Although up to 24% of metastatic cancers have been reported to involve the thyroid gland, they are clinically rarely encountered. The incidence of metastasis to the thyroid gland in autopsy series varies from 1.25% to 24%. Patients usually have widespread metastasis when there is metastasis to the thyroid gland; because of that, metastasis to the thyroid gland is usually considered as a terminal event. When a patient has a history of a primary carcinoma elsewhere other than the thyroid, even when the primary tumor has been completely excised, a mass in the thyroid gland following that primary tumor should be treated as a metastatic lesion until proved otherwise. Primary tumor origin is usually kidney, lung, breast, esophagus or uterus.

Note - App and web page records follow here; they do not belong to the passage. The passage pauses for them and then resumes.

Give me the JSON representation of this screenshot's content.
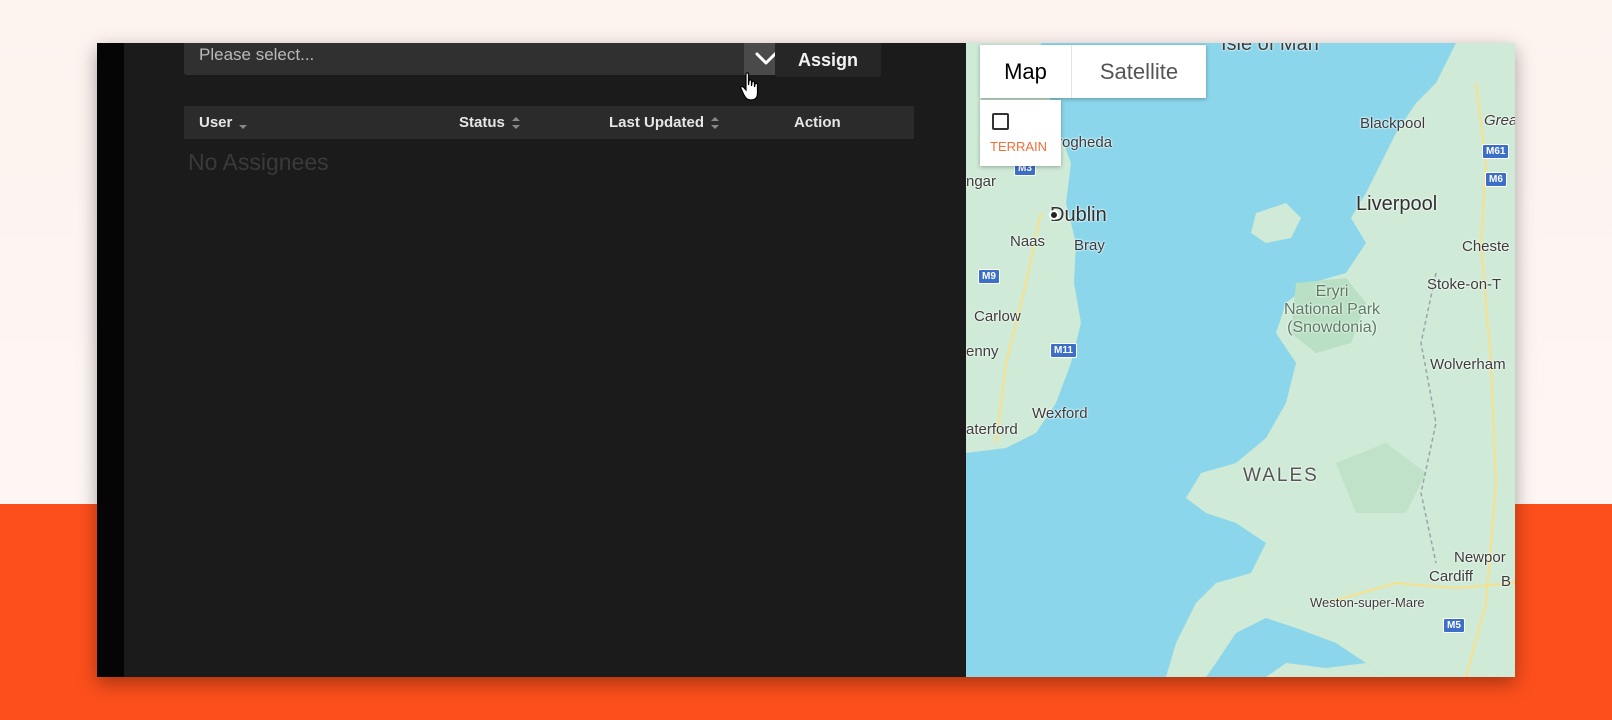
{
  "assign_panel": {
    "select_placeholder": "Please select...",
    "assign_label": "Assign",
    "table": {
      "columns": [
        "User",
        "Status",
        "Last Updated",
        "Action"
      ],
      "empty_text": "No Assignees"
    }
  },
  "map": {
    "type_controls": {
      "map_label": "Map",
      "satellite_label": "Satellite",
      "selected": "Map"
    },
    "terrain_label": "TERRAIN",
    "labels": {
      "isle_of_man": "Isle of Man",
      "drogheda": "rogheda",
      "ngar": "ngar",
      "dublin": "Dublin",
      "naas": "Naas",
      "bray": "Bray",
      "carlow": "Carlow",
      "enny": "enny",
      "wexford": "Wexford",
      "waterford": "aterford",
      "blackpool": "Blackpool",
      "great": "Great",
      "liverpool": "Liverpool",
      "chester": "Cheste",
      "stoke": "Stoke-on-T",
      "park": "Eryri\nNational Park\n(Snowdonia)",
      "wolverhampton": "Wolverham",
      "wales": "WALES",
      "newport": "Newpor",
      "cardiff": "Cardiff",
      "b": "B",
      "weston": "Weston-super-Mare"
    },
    "shields": {
      "m3": "M3",
      "m9": "M9",
      "m11": "M11",
      "m61": "M61",
      "m6": "M6",
      "m5": "M5"
    }
  },
  "colors": {
    "accent_orange": "#fc4f1c",
    "panel_bg": "#1b1b1b",
    "water": "#8bd6ea",
    "land": "#cfead7"
  }
}
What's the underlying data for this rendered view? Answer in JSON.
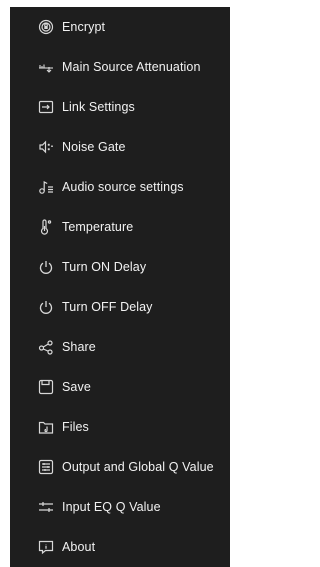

Available from the files of the Department of Pathology at the Uludag University Hospital, four secondary thyroid tumors are included in this study. The primary tumor is known in all but one cases, and these are Renal Cell Carcinoma (RCC), esophageal Squamous Cell Carcinoma (SCC), and adenocarcinoma involving distal esophagus and cardia. In the case with the unknown primary, the histology revealed SCC. SCC with the unknown primary and the metastatic adenocarcinoma were diagnosed with Fine Needle Aspiration Biopsy (FNAB). Metastatic RCC and esophageal SCC were diagnosed with biopsy. The time to detection of thyroid metastasis after primary tumor diagnosis was 9 years in RCC and 4 months in esophageal SCC. The adenocarcinoma case presented with widespread metastasis before the primary tumor was identified. The other SCC case could not be followed up, so the primary tumor could not be detected.
As secondary tumors are rarely encountered, we present 4 cases of metastatic tumor to the thyroid with their histopathological properties.
Keywords: Metastatic tumors, thyroid gland